━━━ Records shown ━━━
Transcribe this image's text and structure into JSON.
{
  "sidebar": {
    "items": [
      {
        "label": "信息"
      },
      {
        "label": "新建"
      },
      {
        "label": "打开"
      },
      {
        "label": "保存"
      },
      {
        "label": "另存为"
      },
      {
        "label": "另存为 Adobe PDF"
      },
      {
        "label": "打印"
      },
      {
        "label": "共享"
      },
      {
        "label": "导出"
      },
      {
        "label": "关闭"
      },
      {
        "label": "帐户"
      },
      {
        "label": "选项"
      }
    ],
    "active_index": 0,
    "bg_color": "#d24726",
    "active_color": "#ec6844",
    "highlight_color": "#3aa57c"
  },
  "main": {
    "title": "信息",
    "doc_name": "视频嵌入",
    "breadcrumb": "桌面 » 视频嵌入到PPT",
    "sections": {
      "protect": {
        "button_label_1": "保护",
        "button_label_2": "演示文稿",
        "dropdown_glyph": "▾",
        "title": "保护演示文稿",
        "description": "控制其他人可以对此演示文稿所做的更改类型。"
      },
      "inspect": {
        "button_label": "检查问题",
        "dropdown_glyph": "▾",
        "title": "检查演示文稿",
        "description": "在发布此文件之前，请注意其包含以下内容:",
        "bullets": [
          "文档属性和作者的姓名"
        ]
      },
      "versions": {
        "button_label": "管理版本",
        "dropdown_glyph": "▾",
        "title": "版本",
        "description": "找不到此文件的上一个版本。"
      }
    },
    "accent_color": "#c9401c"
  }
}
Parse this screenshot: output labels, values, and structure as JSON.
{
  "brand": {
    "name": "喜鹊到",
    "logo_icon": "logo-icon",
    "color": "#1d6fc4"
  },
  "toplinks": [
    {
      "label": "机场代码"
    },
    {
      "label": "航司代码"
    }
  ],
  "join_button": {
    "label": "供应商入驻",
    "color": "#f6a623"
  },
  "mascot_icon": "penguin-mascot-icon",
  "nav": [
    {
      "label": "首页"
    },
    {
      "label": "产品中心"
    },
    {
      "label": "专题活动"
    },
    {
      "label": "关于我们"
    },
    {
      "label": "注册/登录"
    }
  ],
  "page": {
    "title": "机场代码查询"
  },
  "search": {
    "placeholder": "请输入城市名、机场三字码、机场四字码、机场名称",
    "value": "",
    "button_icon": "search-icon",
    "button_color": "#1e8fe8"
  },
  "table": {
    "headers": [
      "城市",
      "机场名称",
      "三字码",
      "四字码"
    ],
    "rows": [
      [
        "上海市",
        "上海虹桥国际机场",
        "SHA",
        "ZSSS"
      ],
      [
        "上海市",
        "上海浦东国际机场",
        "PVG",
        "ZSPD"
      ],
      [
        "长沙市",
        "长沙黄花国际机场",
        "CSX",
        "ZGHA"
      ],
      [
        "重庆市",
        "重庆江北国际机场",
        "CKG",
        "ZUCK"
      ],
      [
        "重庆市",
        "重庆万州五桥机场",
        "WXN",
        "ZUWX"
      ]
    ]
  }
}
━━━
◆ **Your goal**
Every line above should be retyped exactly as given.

◆ **Answer section**
Transcribe this image's text and structure into JSON.
{
  "sidebar": {
    "items": [
      {
        "label": "信息"
      },
      {
        "label": "新建"
      },
      {
        "label": "打开"
      },
      {
        "label": "保存"
      },
      {
        "label": "另存为"
      },
      {
        "label": "另存为 Adobe PDF"
      },
      {
        "label": "打印"
      },
      {
        "label": "共享"
      },
      {
        "label": "导出"
      },
      {
        "label": "关闭"
      },
      {
        "label": "帐户"
      },
      {
        "label": "选项"
      }
    ],
    "active_index": 0,
    "bg_color": "#d24726",
    "active_color": "#ec6844",
    "highlight_color": "#3aa57c"
  },
  "main": {
    "title": "信息",
    "doc_name": "视频嵌入",
    "breadcrumb": "桌面 » 视频嵌入到PPT",
    "sections": {
      "protect": {
        "button_label_1": "保护",
        "button_label_2": "演示文稿",
        "dropdown_glyph": "▾",
        "title": "保护演示文稿",
        "description": "控制其他人可以对此演示文稿所做的更改类型。"
      },
      "inspect": {
        "button_label": "检查问题",
        "dropdown_glyph": "▾",
        "title": "检查演示文稿",
        "description": "在发布此文件之前，请注意其包含以下内容:",
        "bullets": [
          "文档属性和作者的姓名"
        ]
      },
      "versions": {
        "button_label": "管理版本",
        "dropdown_glyph": "▾",
        "title": "版本",
        "description": "找不到此文件的上一个版本。"
      }
    },
    "accent_color": "#c9401c"
  }
}
Parse this screenshot: output labels, values, and structure as JSON.
{
  "brand": {
    "name": "喜鹊到",
    "logo_icon": "logo-icon",
    "color": "#1d6fc4"
  },
  "toplinks": [
    {
      "label": "机场代码"
    },
    {
      "label": "航司代码"
    }
  ],
  "join_button": {
    "label": "供应商入驻",
    "color": "#f6a623"
  },
  "mascot_icon": "penguin-mascot-icon",
  "nav": [
    {
      "label": "首页"
    },
    {
      "label": "产品中心"
    },
    {
      "label": "专题活动"
    },
    {
      "label": "关于我们"
    },
    {
      "label": "注册/登录"
    }
  ],
  "page": {
    "title": "机场代码查询"
  },
  "search": {
    "placeholder": "请输入城市名、机场三字码、机场四字码、机场名称",
    "value": "",
    "button_icon": "search-icon",
    "button_color": "#1e8fe8"
  },
  "table": {
    "headers": [
      "城市",
      "机场名称",
      "三字码",
      "四字码"
    ],
    "rows": [
      [
        "上海市",
        "上海虹桥国际机场",
        "SHA",
        "ZSSS"
      ],
      [
        "上海市",
        "上海浦东国际机场",
        "PVG",
        "ZSPD"
      ],
      [
        "长沙市",
        "长沙黄花国际机场",
        "CSX",
        "ZGHA"
      ],
      [
        "重庆市",
        "重庆江北国际机场",
        "CKG",
        "ZUCK"
      ],
      [
        "重庆市",
        "重庆万州五桥机场",
        "WXN",
        "ZUWX"
      ]
    ]
  }
}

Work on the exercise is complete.